he political ground shifted a bit in North Carolina last week.

Granted, Democratic Party affiliations are still tops in the state, followed by registered Republican Party voters.

Those are the top parties.But neither can claim the title of having the largest voting bloc.

That falls to the Unaffiliated voters, who edged past Democrats to make up 34.6 percent of Tar Heel voters, 2,503,997 strong. That compares to the Democrats’ 34.5 percent, or 2,496,434 voters, and the 30.3 percent (2,192,073) in the Republican fold.

Libertarians make up the remainder of voters roaming the North Carolina political landscape with 48,654 registrants, or 0.7 percent.

The Unaffiliated trend has been picking up speed in recent years, and of North Carolina’s 100 counties 17 now have plurality-Unaffiliated electorates.

And in a trend within that trend, nine of those 17 can be found in Western North Carolina, including right here – Jackson County.

Buncombe County leads the region in UA voters with 81,668, outnumbering Democrats by about 6,000 and Republicans by 30,000.

In Jackson, UA numbers check in at 11,540, followed by Democrats with 9,014 and Republicans at 8,208. The other WNC counties with UAs leading registration are Haywood, Henderson, Madison, Polk, Swain, Transylvania and Watauga.

“Unaffiliated voters have been on a slow and steady increase in North Carolina since the category was introduced in 1977,” says Chris Cooper, the Robert Lee Madison Distinguished Professor and Director of Western Carolina University’s Public Policy Institute. “At first, the rise was almost imperceptible as neither major party had opened their doors to Unaffiliated. In 1988, the Republicans allowed Unaffiliated into their primaries and the Democrats followed suit eight years later. From that point on the numbers rose faster than the West Fork of the Tuck after a dam release. That trend had occurred in Jackson County years before.
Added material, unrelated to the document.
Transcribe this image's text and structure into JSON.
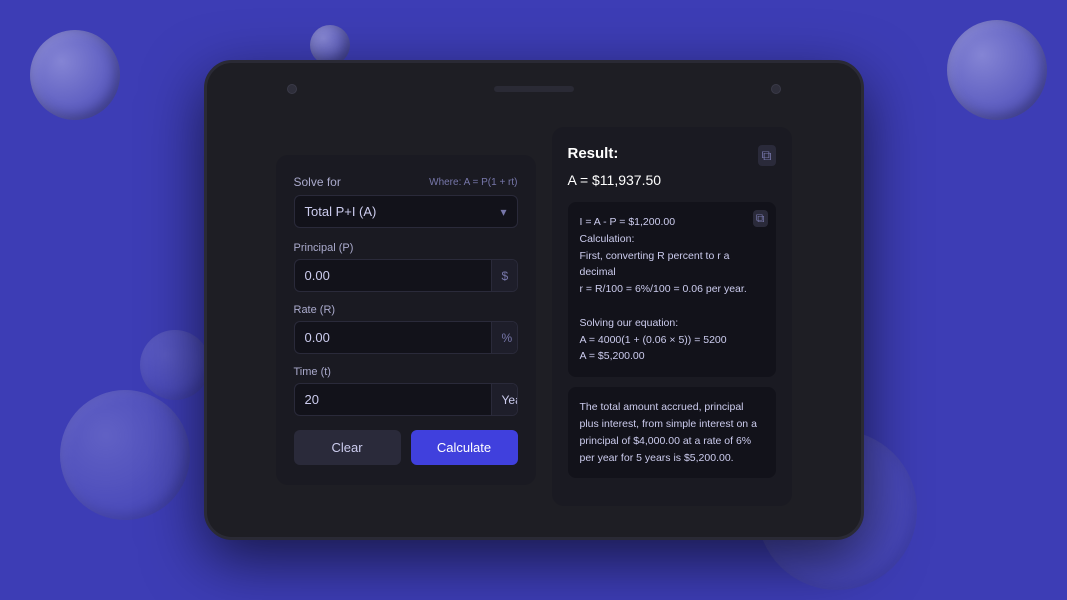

The rise in Unaffiliated voters is largely due to young people aging into the electorate and opting for the Unaffiliated category. Some is due to in-migration (in-migrants are more likely to be Unaffiliated than natives) and a very small proportion has been through party switching.”

The obvious answer to whether this trend matters is “yes,” as with their sheer numbers UA voters can swing a general election depending on which major party flag they flock to.

In the case of the NC-11 GOP primary, which features incumbent freshman Rep. Madison Cawthorn being challenged by a host of contenders, the answer to the question of whether all those UA votes matter is ... maybe.

“A group in NC-11 (a PAC known as ‘Fire Madison’ whose goal is ... well ... to fire Madison) is attempting to challenge those patterns by asking Democrats to change their partisan affiliation to Unaffiliated and cast a vote for Wendy Nevarez in the Republican primary,” says Cooper. “Past gambits like these (including Rush Limbaugh’s ‘operation chaos’ from 2008) have failed, but this group is hoping that a small movement in voters to the Republican primary might be enough to deny Cawthorn the 30%+1 threshold.”

North Carolina’s primary system is crafted to allow UA voters to pick the party ballot they choose to vote on in the primary, and the three parties recognized in North Carolina are Democratic, Republican and Libertarian. UA voters in the primary can’t cherry-pick between Democratic and Republican candidates.

“Not surprisingly,” Cooper said of the “Fire Madison” plan, “the Democratic party establishment is not a fan of this plan as it would rob them of membership.”

Still, says Cooper, “If Unaffiliated voters will be the deciding factor anywhere in North Carolina, it will likely be here in the 11th, where we have the largest proportion of Unaffiliateds in the state. Which way they will lean, however, is best left to the gamblers and soothsayers.”

Of course, voter identity won’t matter if a voter isn’t registered. Friday, April 22 at 5 p.m. is the deadline for all voter registration forms in the statewide primary. If a voter missed that deadline but still wants to register, they may do so during the One-Stop Early Voting Period starting Thursday, April 28.